By the time Kim's aptly named "Naptime" class comes to a close at 10 on Thursday nights in Hollywood, the occasional snore rises from a gym floor strewn with students all assuming the corpse pose -- that's yoga-speak for lying flat on your back, limbs comfortably extended.
Effective? No doubt. Afterward, with all the stretching, deep breathing and relaxation exercises, it's hard not to feel like a wet noodle, or a rug that's gotten a good shaking out. Most sleepy-eyed students can be seen stifling yawns as they make a beeline for the door -- and their pillows at home.
But could this possibly count as a workout?
Absolutely, said Kim. "This isn't a typical workout, but it \o7is \f7a workout. Sometimes you've gotta give your body a break."
Move over Xtreme step, Xtreme spinning and Xtreme strength-training classes -- fitness clubs such as Crunch, where Kim teaches, are making room in the lineup for classes that don't require at least two towels to mop up all the sweat. The counterprogramming might seem counterintuitive amid all the concern about obesity and sedentary lifestyles.
But, fitness experts say, sometimes less is more.
Gyms have long served as an active person's sanctuary from a hectic, fast-paced lifestyle. Yet working out can sometimes be a source of stress itself. In a world that puts so much emphasis on picture-perfect bodies, it's not a far-fetched notion. Even yoga classes can take on their own brand of extreme competitiveness. (Power yoga, anyone?)

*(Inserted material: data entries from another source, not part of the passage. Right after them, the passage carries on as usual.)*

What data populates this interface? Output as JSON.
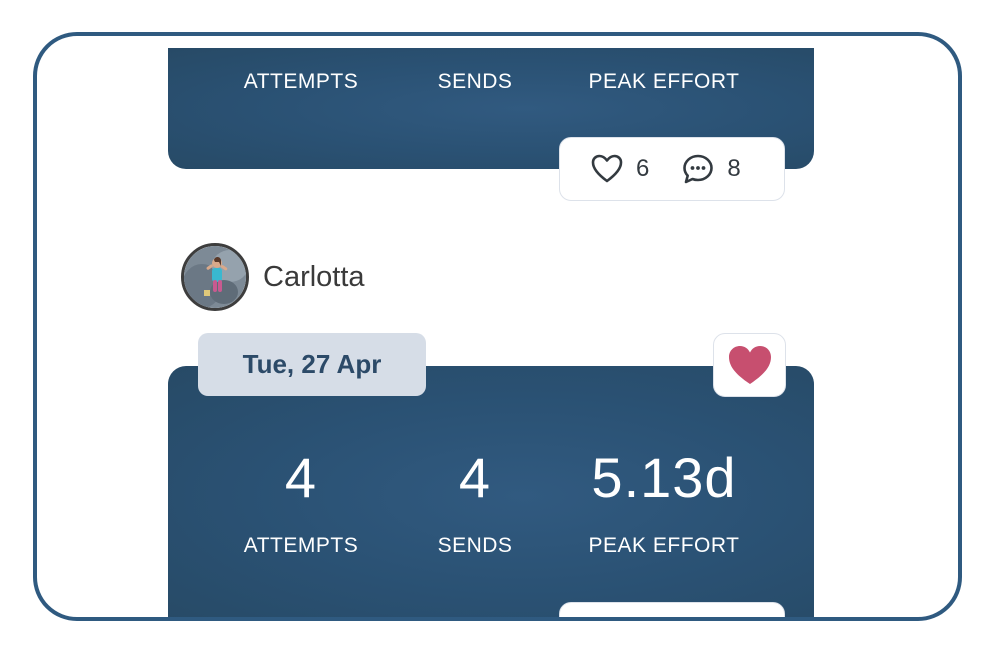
{
  "top_card": {
    "stats": [
      {
        "label": "ATTEMPTS"
      },
      {
        "label": "SENDS"
      },
      {
        "label": "PEAK EFFORT"
      }
    ],
    "reactions": {
      "likes": "6",
      "comments": "8"
    }
  },
  "post": {
    "user": {
      "name": "Carlotta"
    },
    "date": "Tue, 27 Apr",
    "favorited": true,
    "stats": [
      {
        "value": "4",
        "label": "ATTEMPTS"
      },
      {
        "value": "4",
        "label": "SENDS"
      },
      {
        "value": "5.13d",
        "label": "PEAK EFFORT"
      }
    ]
  },
  "colors": {
    "frame_border": "#2f5a80",
    "card_bg": "#2a5173",
    "heart_fill": "#c74f6f",
    "date_badge_bg": "#d6dde7"
  },
  "icons": [
    "heart-outline-icon",
    "comment-bubble-icon",
    "heart-filled-icon"
  ]
}
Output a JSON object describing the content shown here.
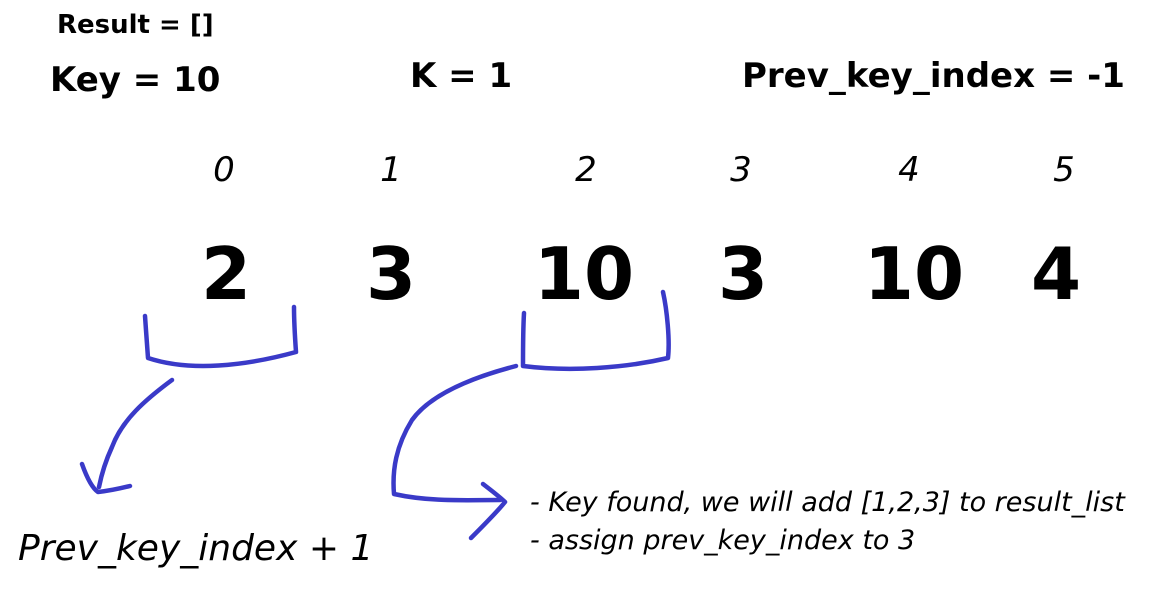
{
  "header": {
    "result": "Result = []",
    "key": "Key = 10",
    "k": "K = 1",
    "prev_key_index": "Prev_key_index = -1"
  },
  "array": {
    "indices": [
      "0",
      "1",
      "2",
      "3",
      "4",
      "5"
    ],
    "values": [
      "2",
      "3",
      "10",
      "3",
      "10",
      "4"
    ]
  },
  "annotations": {
    "formula": "Prev_key_index + 1",
    "note_1": "- Key found, we will add [1,2,3] to result_list",
    "note_2": "- assign prev_key_index to 3"
  },
  "colors": {
    "marker_stroke": "#3a3ac8",
    "text": "#000000"
  }
}
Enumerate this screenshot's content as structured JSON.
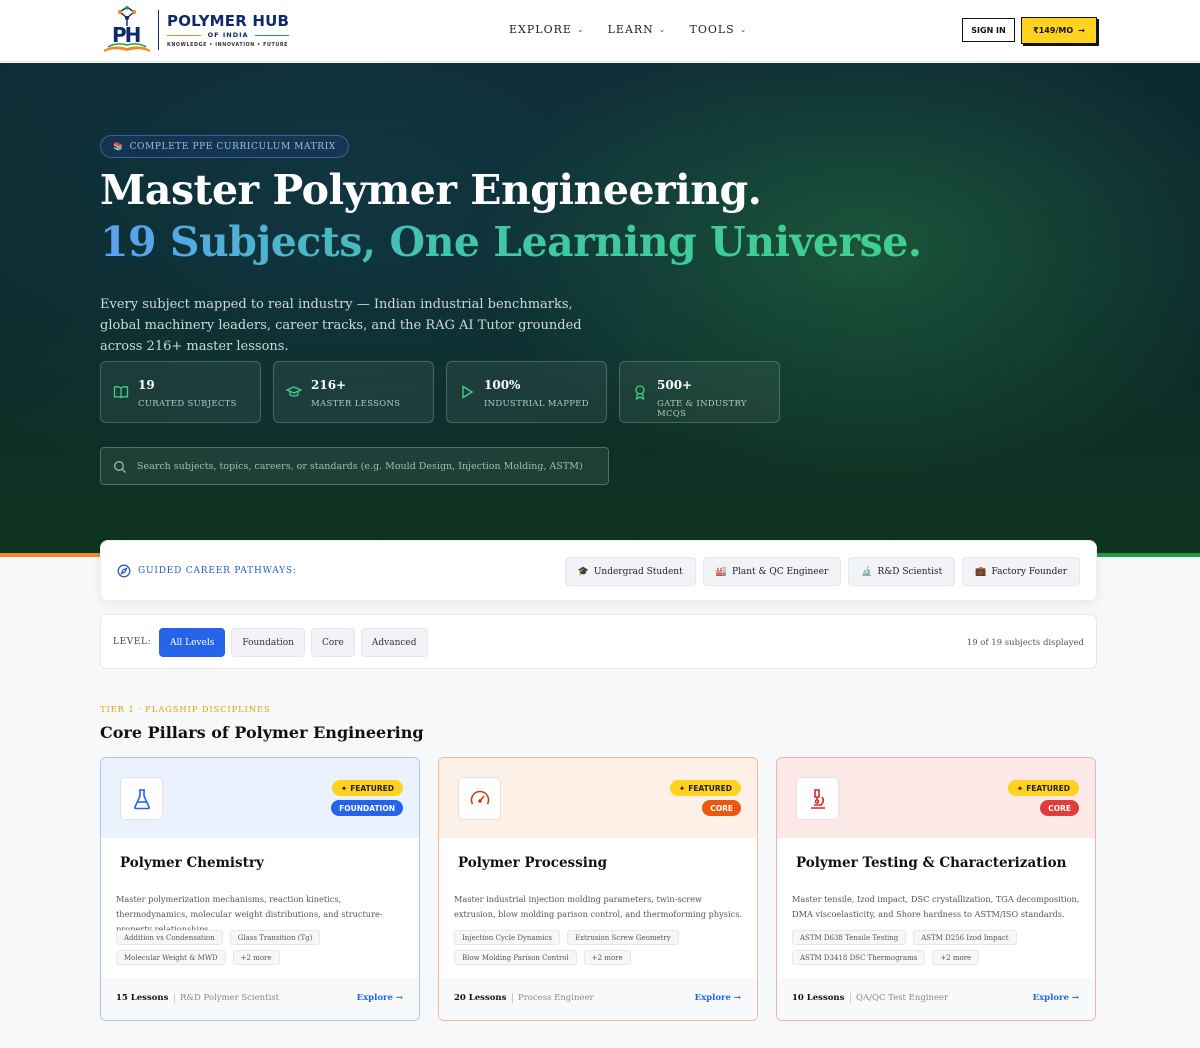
{
  "brand": {
    "name": "POLYMER HUB",
    "sub": "OF INDIA",
    "tagline": "KNOWLEDGE • INNOVATION • FUTURE",
    "mark_letters": "PH"
  },
  "nav": {
    "items": [
      {
        "label": "EXPLORE"
      },
      {
        "label": "LEARN"
      },
      {
        "label": "TOOLS"
      }
    ],
    "signin_label": "SIGN IN",
    "price_label": "₹149/MO",
    "price_arrow": "→"
  },
  "hero": {
    "pill_icon": "📚",
    "pill_label": "COMPLETE PPE CURRICULUM MATRIX",
    "title_line1": "Master Polymer Engineering.",
    "title_line2": "19 Subjects, One Learning Universe.",
    "description": "Every subject mapped to real industry — Indian industrial benchmarks, global machinery leaders, career tracks, and the RAG AI Tutor grounded across 216+ master lessons.",
    "stats": [
      {
        "value": "19",
        "label": "CURATED SUBJECTS",
        "icon": "book-icon"
      },
      {
        "value": "216+",
        "label": "MASTER LESSONS",
        "icon": "graduation-cap-icon"
      },
      {
        "value": "100%",
        "label": "INDUSTRIAL MAPPED",
        "icon": "play-icon"
      },
      {
        "value": "500+",
        "label": "GATE & INDUSTRY MCQS",
        "icon": "award-icon"
      }
    ],
    "search_placeholder": "Search subjects, topics, careers, or standards (e.g. Mould Design, Injection Molding, ASTM)"
  },
  "pathways": {
    "label": "GUIDED CAREER PATHWAYS:",
    "items": [
      {
        "icon": "🎓",
        "label": "Undergrad Student"
      },
      {
        "icon": "🏭",
        "label": "Plant & QC Engineer"
      },
      {
        "icon": "🔬",
        "label": "R&D Scientist"
      },
      {
        "icon": "💼",
        "label": "Factory Founder"
      }
    ]
  },
  "levels": {
    "label": "LEVEL:",
    "options": [
      "All Levels",
      "Foundation",
      "Core",
      "Advanced"
    ],
    "selected": "All Levels",
    "count_text": "19 of 19 subjects displayed"
  },
  "tier": {
    "label": "TIER 1 · FLAGSHIP DISCIPLINES",
    "title": "Core Pillars of Polymer Engineering"
  },
  "cards": [
    {
      "title": "Polymer Chemistry",
      "featured_label": "FEATURED",
      "level": "FOUNDATION",
      "level_color": "#2563eb",
      "top_bg": "#eaf2fd",
      "border": "#a9c6ef",
      "icon": "flask-icon",
      "icon_color": "#2563eb",
      "description": "Master polymerization mechanisms, reaction kinetics, thermodynamics, molecular weight distributions, and structure-property relationships.",
      "tags": [
        "Addition vs Condensation",
        "Glass Transition (Tg)",
        "Molecular Weight & MWD",
        "+2 more"
      ],
      "lessons": "15 Lessons",
      "role": "R&D Polymer Scientist",
      "explore": "Explore →"
    },
    {
      "title": "Polymer Processing",
      "featured_label": "FEATURED",
      "level": "CORE",
      "level_color": "#ea580c",
      "top_bg": "#fdf0e6",
      "border": "#f2b99a",
      "icon": "gauge-icon",
      "icon_color": "#c2410c",
      "description": "Master industrial injection molding parameters, twin-screw extrusion, blow molding parison control, and thermoforming physics.",
      "tags": [
        "Injection Cycle Dynamics",
        "Extrusion Screw Geometry",
        "Blow Molding Parison Control",
        "+2 more"
      ],
      "lessons": "20 Lessons",
      "role": "Process Engineer",
      "explore": "Explore →"
    },
    {
      "title": "Polymer Testing & Characterization",
      "featured_label": "FEATURED",
      "level": "CORE",
      "level_color": "#e23b3b",
      "top_bg": "#fde8e8",
      "border": "#f3b0b0",
      "icon": "microscope-icon",
      "icon_color": "#dc2626",
      "description": "Master tensile, Izod impact, DSC crystallization, TGA decomposition, DMA viscoelasticity, and Shore hardness to ASTM/ISO standards.",
      "tags": [
        "ASTM D638 Tensile Testing",
        "ASTM D256 Izod Impact",
        "ASTM D3418 DSC Thermograms",
        "+2 more"
      ],
      "lessons": "10 Lessons",
      "role": "QA/QC Test Engineer",
      "explore": "Explore →"
    }
  ]
}
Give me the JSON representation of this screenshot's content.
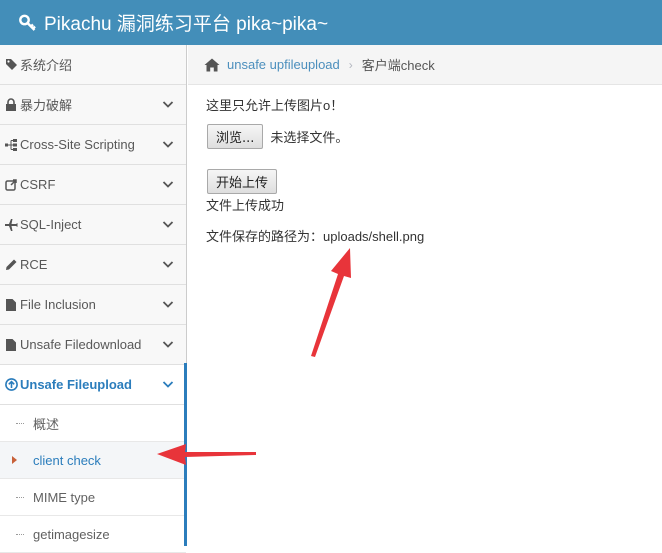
{
  "header": {
    "title": "Pikachu 漏洞练习平台 pika~pika~",
    "icon": "key-icon"
  },
  "sidebar": {
    "items": [
      {
        "label": "系统介绍",
        "icon": "tag-icon"
      },
      {
        "label": "暴力破解",
        "icon": "lock-icon"
      },
      {
        "label": "Cross-Site Scripting",
        "icon": "sitemap-icon"
      },
      {
        "label": "CSRF",
        "icon": "external-link-icon"
      },
      {
        "label": "SQL-Inject",
        "icon": "plane-icon"
      },
      {
        "label": "RCE",
        "icon": "pencil-icon"
      },
      {
        "label": "File Inclusion",
        "icon": "file-icon"
      },
      {
        "label": "Unsafe Filedownload",
        "icon": "file-icon"
      },
      {
        "label": "Unsafe Fileupload",
        "icon": "upload-icon"
      }
    ],
    "subitems": [
      {
        "label": "概述"
      },
      {
        "label": "client check"
      },
      {
        "label": "MIME type"
      },
      {
        "label": "getimagesize"
      }
    ]
  },
  "breadcrumb": {
    "home_icon": "home-icon",
    "link": "unsafe upfileupload",
    "current": "客户端check"
  },
  "main": {
    "intro": "这里只允许上传图片o！",
    "browse_button": "浏览...",
    "no_file": "未选择文件。",
    "upload_button": "开始上传",
    "success": "文件上传成功",
    "path_label": "文件保存的路径为：",
    "path_value": "uploads/shell.png"
  },
  "colors": {
    "header": "#438eb9",
    "link": "#4c8fbd",
    "active": "#2b7dbc",
    "arrow": "#e8343a"
  }
}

When men and women feel anxious about not working out hard enough to get the results they want, or just can't keep up with the new, high-energy classes, it can lead to burnout and injury. It can also leave gymgoers feeling overwhelmed, as if they just want to give up, said Walter Thompson, a professor in the department of kinesiology and health at Georgia State University in Atlanta.
"The extreme classes are great, but they are targeted to a specific group, and not everyone can do that," Thompson said. He pointed to the highly structured workout routines of performance athletes: Although most work out daily, they rely on easy and moderate workouts to recuperate and prepare their body for more rigorous workloads. "It's absolutely beneficial."
What's more, he said, adopting a more laid-back approach to fitness may get you closer to your goal by encouraging consistency. Some people can't face the thought of a long, hard aerobics class after a long, hard day at work, so they skip their workout entirely. A kinder, gentler class can be an attractive lure. "And that is really key, just sticking with it," said Thompson. "The most important thing is to keep people exercising regularly."
That's a philosophy embraced by Lura Astor, who teaches a twice-weekly class at Equinox Fitness club in Pasadena called "Simply Stretch." It draws on a mix of tai chi, yoga, core body work and what she calls "body reeducation movements" designed to counteract hours spent hunched over a keyboard or gripping a steering wheel.
"People think, 'If I'm going to go to the gym I need to be running, running, running; lifting, lifting; and burning calories,' " said Astor, who believes that attitude is misguided. Taking time out to gently tend to a body that has been over- or underworked or is just plain tired is time well spent, she said. "I tell them that you have to create a balance."
Students say they walk out of her class standing taller and feeling relaxed. "I feel really great afterward," said student Tania Nasir, who has been taking Astor's class for about two months to help nurse a back injury. "I sense a difference in my posture, and my abs really feel it too. So you \o7are\f7 working out."
High-end clubs like Crunch and Equinox aren't the only ones catering to this growing demand for alternative exercise options.
The Torrance-South Bay YMCA began offering a noontime stretch and relaxation class recently, and the staff was surprised to find that it was an immediate hit. The center will be expanding its offerings to include a guided meditation and relaxation class next month.
"There's really a demand here," said Jennifer Smith, the fitness facility's director of membership and healthy lifestyles. " ... Sometimes people think, 'Working out is just one more stress in my day. I don't have the time,' but they use these classes as a respite from all of that."
Laura Leppanen of Hollywood has expanded her definition of a workout since starting Kim's "Naptime" class earlier this year. A dedicated gymgoer, she had a workout regimen made up of "a little bit of everything -- kickboxing, body sculpting, weights."
She credits Kim's class with helping her to boost her fitness regimen by forcing her to take a break. "Instead of going home hyped up after a high-intensity workout," she said, "I'd walk out relaxed, focused."